Thomas Lifson
The Miami Herald, owned by McClatchy, has announced the sale of its landmark Biscayne bayfront newspaper offices and printing plant to a Malaysia-based resort and gambling conglomerate, Genting Malaysia Berhad, which operates resorts and casinos worldwide, including 46 casinos in the UK. Genting will pay $246 million for the 14 acres of waterfront property, and replace it with a "mixed use" development.



The glory days of newspapers are long gone, and McClatchy, which foolishly borrowed money to buy Knight-Ridder and other major metropolitan dailies, such as the Minneapolis Star-Tribune just as the internet began to take its toll on ad revenue and circulation, must need to raise cash.

In  their glory days, many American newspapers erected fabulous headquarter buildings, such as Chicago's Tribune Tower:



New York's Daily News Building, an art deco masterpiece designed by Raymond Hood. No visitor to New York should miss the wonderful lobby of this building.



and Chicago's Daily News building, another art deco treasure built by a long-gone daily.



Those days are gone forever. Don't hold your breath waiting for (God forbid) the Huffington Post Tower, or the American Thinker Building. We don't need printing presses, or even much office space. The 21st century is the age of the virtual organization.

I take no pleasure in the death throes of this industry, having grown up reading multiple daily papers with great pleasure. But technology and ideology have combined to drive this industry into asset liquidation.

Photo credits: Wikimedia Commons

Hat tip: David Paulin
The Miami Herald, owned by McClatchy, has announced the sale of its landmark Biscayne bayfront newspaper offices and printing plant to a Malaysia-based resort and gambling conglomerate, Genting Malaysia Berhad, which operates resorts and casinos worldwide, including 46 casinos in the UK. Genting will pay $246 million for the 14 acres of waterfront property, and replace it with a "mixed use" development.



The glory days of newspapers are long gone, and McClatchy, which foolishly borrowed money to buy Knight-Ridder and other major metropolitan dailies, such as the Minneapolis Star-Tribune just as the internet began to take its toll on ad revenue and circulation, must need to raise cash.

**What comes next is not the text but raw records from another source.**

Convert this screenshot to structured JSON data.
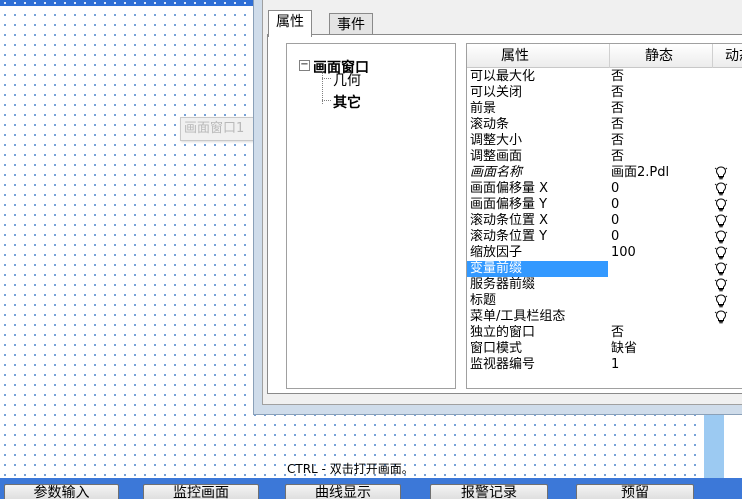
{
  "background_label": "画面窗口1",
  "hint_text": "CTRL - 双击打开画面。",
  "bottom_buttons": [
    "参数输入",
    "监控画面",
    "曲线显示",
    "报警记录",
    "预留"
  ],
  "dialog": {
    "tabs": [
      {
        "label": "属性",
        "active": true
      },
      {
        "label": "事件",
        "active": false
      }
    ],
    "tree": {
      "root": "画面窗口",
      "root_toggle": "−",
      "children": [
        "几何",
        "其它"
      ],
      "selected": "其它"
    },
    "grid": {
      "headers": [
        "属性",
        "静态",
        "动态"
      ],
      "rows": [
        {
          "name": "可以最大化",
          "static": "否",
          "dynamic": false,
          "italic": false,
          "selected": false
        },
        {
          "name": "可以关闭",
          "static": "否",
          "dynamic": false,
          "italic": false,
          "selected": false
        },
        {
          "name": "前景",
          "static": "否",
          "dynamic": false,
          "italic": false,
          "selected": false
        },
        {
          "name": "滚动条",
          "static": "否",
          "dynamic": false,
          "italic": false,
          "selected": false
        },
        {
          "name": "调整大小",
          "static": "否",
          "dynamic": false,
          "italic": false,
          "selected": false
        },
        {
          "name": "调整画面",
          "static": "否",
          "dynamic": false,
          "italic": false,
          "selected": false
        },
        {
          "name": "画面名称",
          "static": "画面2.Pdl",
          "dynamic": true,
          "italic": true,
          "selected": false
        },
        {
          "name": "画面偏移量 X",
          "static": "0",
          "dynamic": true,
          "italic": false,
          "selected": false
        },
        {
          "name": "画面偏移量 Y",
          "static": "0",
          "dynamic": true,
          "italic": false,
          "selected": false
        },
        {
          "name": "滚动条位置 X",
          "static": "0",
          "dynamic": true,
          "italic": false,
          "selected": false
        },
        {
          "name": "滚动条位置 Y",
          "static": "0",
          "dynamic": true,
          "italic": false,
          "selected": false
        },
        {
          "name": "缩放因子",
          "static": "100",
          "dynamic": true,
          "italic": false,
          "selected": false
        },
        {
          "name": "变量前缀",
          "static": "",
          "dynamic": true,
          "italic": false,
          "selected": true
        },
        {
          "name": "服务器前缀",
          "static": "",
          "dynamic": true,
          "italic": false,
          "selected": false
        },
        {
          "name": "标题",
          "static": "",
          "dynamic": true,
          "italic": false,
          "selected": false
        },
        {
          "name": "菜单/工具栏组态",
          "static": "",
          "dynamic": true,
          "italic": false,
          "selected": false
        },
        {
          "name": "独立的窗口",
          "static": "否",
          "dynamic": false,
          "italic": false,
          "selected": false
        },
        {
          "name": "窗口模式",
          "static": "缺省",
          "dynamic": false,
          "italic": false,
          "selected": false
        },
        {
          "name": "监视器编号",
          "static": "1",
          "dynamic": false,
          "italic": false,
          "selected": false
        }
      ]
    }
  },
  "colors": {
    "canvas_dots": "#5b8fd0",
    "selection": "#3399ff",
    "bottom_strip": "#3c78d8",
    "dialog_frame": "#cfdcea"
  },
  "icons": {
    "dynamic": "lightbulb-icon",
    "tree_toggle": "tree-collapse-icon"
  }
}
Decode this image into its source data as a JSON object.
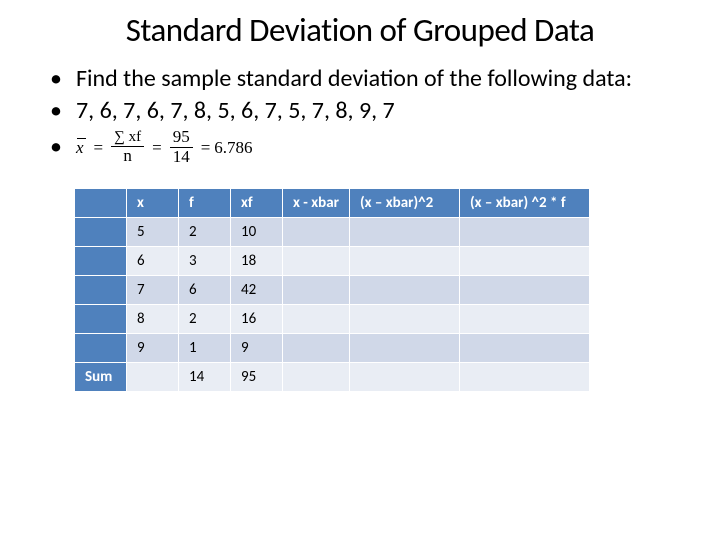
{
  "title": "Standard Deviation of Grouped Data",
  "bullets": {
    "b1": "Find the sample standard deviation of the following data:",
    "b2": "7, 6, 7, 6, 7, 8, 5, 6, 7, 5, 7, 8, 9, 7"
  },
  "formula": {
    "lhs": "x",
    "num1": "∑ xf",
    "den1": "n",
    "num2": "95",
    "den2": "14",
    "result": "6.786"
  },
  "table": {
    "headers": [
      "x",
      "f",
      "xf",
      "x - xbar",
      "(x – xbar)^2",
      "(x – xbar) ^2 * f"
    ],
    "rows": [
      {
        "x": "5",
        "f": "2",
        "xf": "10"
      },
      {
        "x": "6",
        "f": "3",
        "xf": "18"
      },
      {
        "x": "7",
        "f": "6",
        "xf": "42"
      },
      {
        "x": "8",
        "f": "2",
        "xf": "16"
      },
      {
        "x": "9",
        "f": "1",
        "xf": "9"
      }
    ],
    "sum_label": "Sum",
    "sum_f": "14",
    "sum_xf": "95"
  },
  "chart_data": {
    "type": "table",
    "title": "Standard Deviation of Grouped Data",
    "columns": [
      "x",
      "f",
      "xf",
      "x - xbar",
      "(x - xbar)^2",
      "(x - xbar)^2 * f"
    ],
    "rows": [
      [
        5,
        2,
        10,
        null,
        null,
        null
      ],
      [
        6,
        3,
        18,
        null,
        null,
        null
      ],
      [
        7,
        6,
        42,
        null,
        null,
        null
      ],
      [
        8,
        2,
        16,
        null,
        null,
        null
      ],
      [
        9,
        1,
        9,
        null,
        null,
        null
      ]
    ],
    "sum_row": [
      null,
      14,
      95,
      null,
      null,
      null
    ],
    "mean": 6.786,
    "raw_data": [
      7,
      6,
      7,
      6,
      7,
      8,
      5,
      6,
      7,
      5,
      7,
      8,
      9,
      7
    ]
  }
}
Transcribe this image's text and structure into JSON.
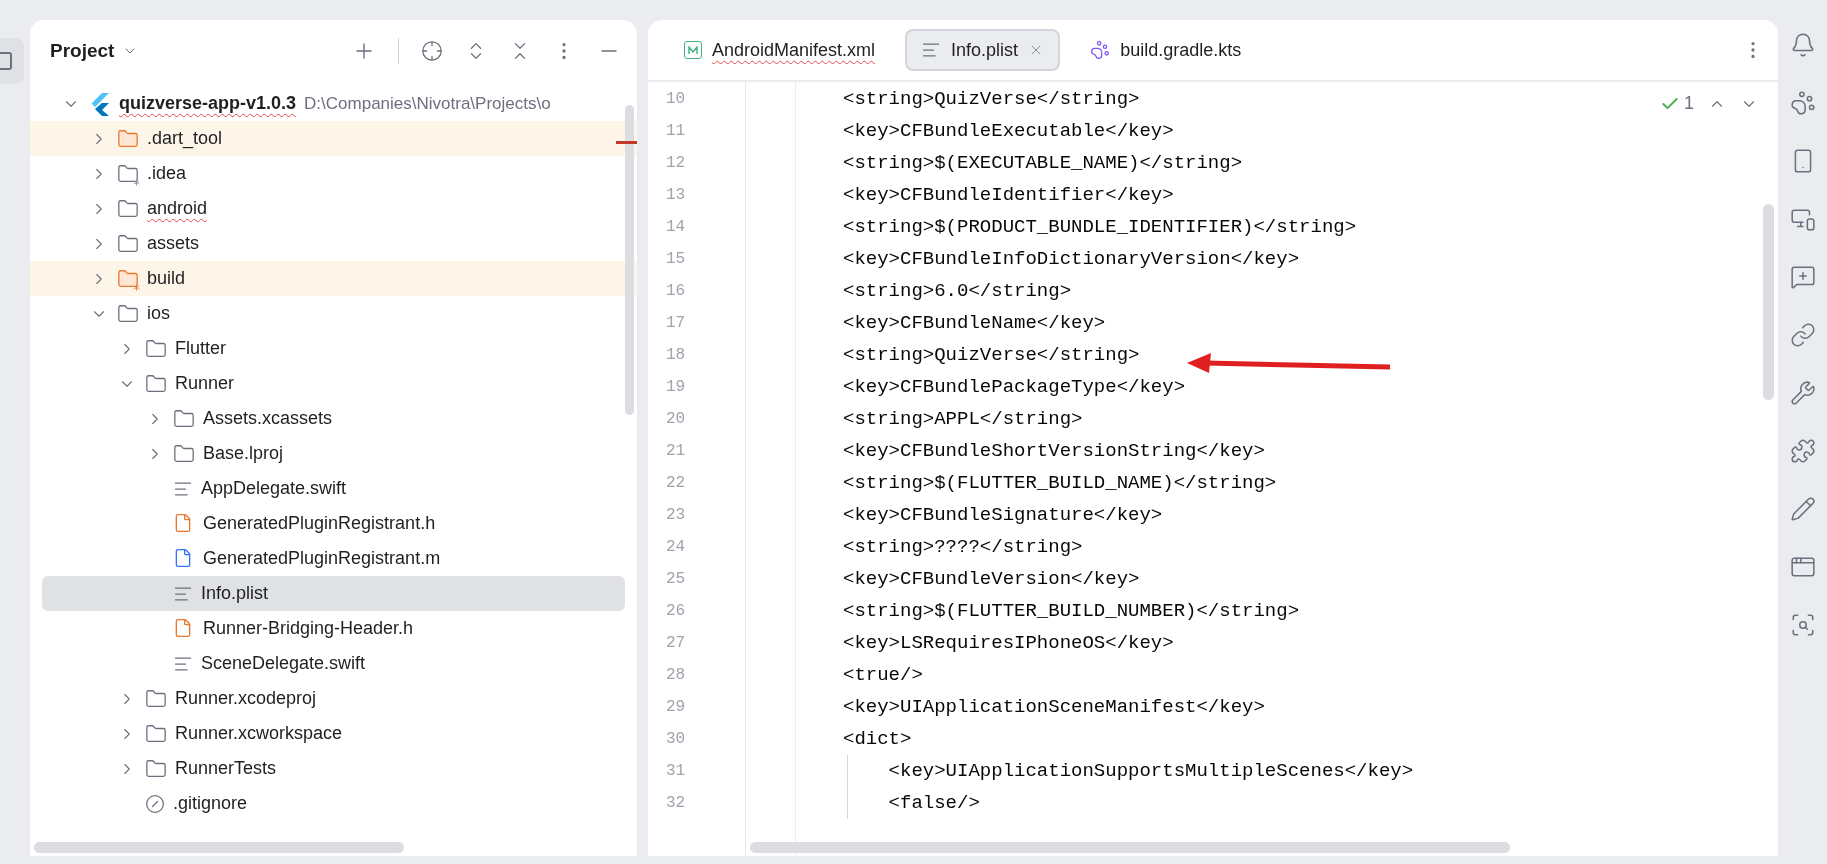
{
  "project_panel": {
    "title": "Project",
    "tree": [
      {
        "label": "quizverse-app-v1.0.3",
        "path": "D:\\Companies\\Nivotra\\Projects\\o",
        "kind": "flutter",
        "expanded": true,
        "selected": false,
        "excluded": false,
        "misspelled": true,
        "children": [
          {
            "label": ".dart_tool",
            "kind": "folder",
            "expanded": false,
            "selected": false,
            "excluded": true,
            "misspelled": false
          },
          {
            "label": ".idea",
            "kind": "config-folder",
            "expanded": false,
            "selected": false,
            "excluded": false,
            "misspelled": false
          },
          {
            "label": "android",
            "kind": "folder",
            "expanded": false,
            "selected": false,
            "excluded": false,
            "misspelled": true
          },
          {
            "label": "assets",
            "kind": "folder",
            "expanded": false,
            "selected": false,
            "excluded": false,
            "misspelled": false
          },
          {
            "label": "build",
            "kind": "config-folder",
            "expanded": false,
            "selected": false,
            "excluded": true,
            "misspelled": false
          },
          {
            "label": "ios",
            "kind": "folder",
            "expanded": true,
            "selected": false,
            "excluded": false,
            "misspelled": false,
            "children": [
              {
                "label": "Flutter",
                "kind": "folder",
                "expanded": false,
                "selected": false,
                "excluded": false,
                "misspelled": false
              },
              {
                "label": "Runner",
                "kind": "folder",
                "expanded": true,
                "selected": false,
                "excluded": false,
                "misspelled": false,
                "children": [
                  {
                    "label": "Assets.xcassets",
                    "kind": "folder",
                    "expanded": false,
                    "selected": false,
                    "excluded": false,
                    "misspelled": false
                  },
                  {
                    "label": "Base.lproj",
                    "kind": "folder",
                    "expanded": false,
                    "selected": false,
                    "excluded": false,
                    "misspelled": false
                  },
                  {
                    "label": "AppDelegate.swift",
                    "kind": "text",
                    "selected": false,
                    "excluded": false,
                    "misspelled": false
                  },
                  {
                    "label": "GeneratedPluginRegistrant.h",
                    "kind": "header",
                    "selected": false,
                    "excluded": false,
                    "misspelled": false
                  },
                  {
                    "label": "GeneratedPluginRegistrant.m",
                    "kind": "source",
                    "selected": false,
                    "excluded": false,
                    "misspelled": false
                  },
                  {
                    "label": "Info.plist",
                    "kind": "text",
                    "selected": true,
                    "excluded": false,
                    "misspelled": false
                  },
                  {
                    "label": "Runner-Bridging-Header.h",
                    "kind": "header",
                    "selected": false,
                    "excluded": false,
                    "misspelled": false
                  },
                  {
                    "label": "SceneDelegate.swift",
                    "kind": "text",
                    "selected": false,
                    "excluded": false,
                    "misspelled": false
                  }
                ]
              },
              {
                "label": "Runner.xcodeproj",
                "kind": "folder",
                "expanded": false,
                "selected": false,
                "excluded": false,
                "misspelled": false
              },
              {
                "label": "Runner.xcworkspace",
                "kind": "folder",
                "expanded": false,
                "selected": false,
                "excluded": false,
                "misspelled": false
              },
              {
                "label": "RunnerTests",
                "kind": "folder",
                "expanded": false,
                "selected": false,
                "excluded": false,
                "misspelled": false
              },
              {
                "label": ".gitignore",
                "kind": "ignore",
                "selected": false,
                "excluded": false,
                "misspelled": false
              }
            ]
          }
        ]
      }
    ]
  },
  "editor": {
    "tabs": [
      {
        "label": "AndroidManifest.xml",
        "kind": "manifest",
        "selected": false,
        "misspelled": true
      },
      {
        "label": "Info.plist",
        "kind": "text",
        "selected": true,
        "misspelled": false
      },
      {
        "label": "build.gradle.kts",
        "kind": "gradle",
        "selected": false,
        "misspelled": false
      }
    ],
    "inspection_count": "1",
    "lines": [
      {
        "number": "10",
        "text": "<string>QuizVerse</string>"
      },
      {
        "number": "11",
        "text": "<key>CFBundleExecutable</key>"
      },
      {
        "number": "12",
        "text": "<string>$(EXECUTABLE_NAME)</string>"
      },
      {
        "number": "13",
        "text": "<key>CFBundleIdentifier</key>"
      },
      {
        "number": "14",
        "text": "<string>$(PRODUCT_BUNDLE_IDENTIFIER)</string>"
      },
      {
        "number": "15",
        "text": "<key>CFBundleInfoDictionaryVersion</key>"
      },
      {
        "number": "16",
        "text": "<string>6.0</string>"
      },
      {
        "number": "17",
        "text": "<key>CFBundleName</key>"
      },
      {
        "number": "18",
        "text": "<string>QuizVerse</string>"
      },
      {
        "number": "19",
        "text": "<key>CFBundlePackageType</key>"
      },
      {
        "number": "20",
        "text": "<string>APPL</string>"
      },
      {
        "number": "21",
        "text": "<key>CFBundleShortVersionString</key>"
      },
      {
        "number": "22",
        "text": "<string>$(FLUTTER_BUILD_NAME)</string>"
      },
      {
        "number": "23",
        "text": "<key>CFBundleSignature</key>"
      },
      {
        "number": "24",
        "text": "<string>????</string>"
      },
      {
        "number": "25",
        "text": "<key>CFBundleVersion</key>"
      },
      {
        "number": "26",
        "text": "<string>$(FLUTTER_BUILD_NUMBER)</string>"
      },
      {
        "number": "27",
        "text": "<key>LSRequiresIPhoneOS</key>"
      },
      {
        "number": "28",
        "text": "<true/>"
      },
      {
        "number": "29",
        "text": "<key>UIApplicationSceneManifest</key>"
      },
      {
        "number": "30",
        "text": "<dict>"
      },
      {
        "number": "31",
        "text": "    <key>UIApplicationSupportsMultipleScenes</key>"
      },
      {
        "number": "32",
        "text": "    <false/>"
      }
    ]
  }
}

In  their glory days, many American newspapers erected fabulous headquarter buildings, such as Chicago's Tribune Tower:



New York's Daily News Building, an art deco masterpiece designed by Raymond Hood. No visitor to New York should miss the wonderful lobby of this building.



and Chicago's Daily News building, another art deco treasure built by a long-gone daily.



Those days are gone forever. Don't hold your breath waiting for (God forbid) the Huffington Post Tower, or the American Thinker Building. We don't need printing presses, or even much office space. The 21st century is the age of the virtual organization.

I take no pleasure in the death throes of this industry, having grown up reading multiple daily papers with great pleasure. But technology and ideology have combined to drive this industry into asset liquidation.

Photo credits: Wikimedia Commons

Hat tip: David Paulin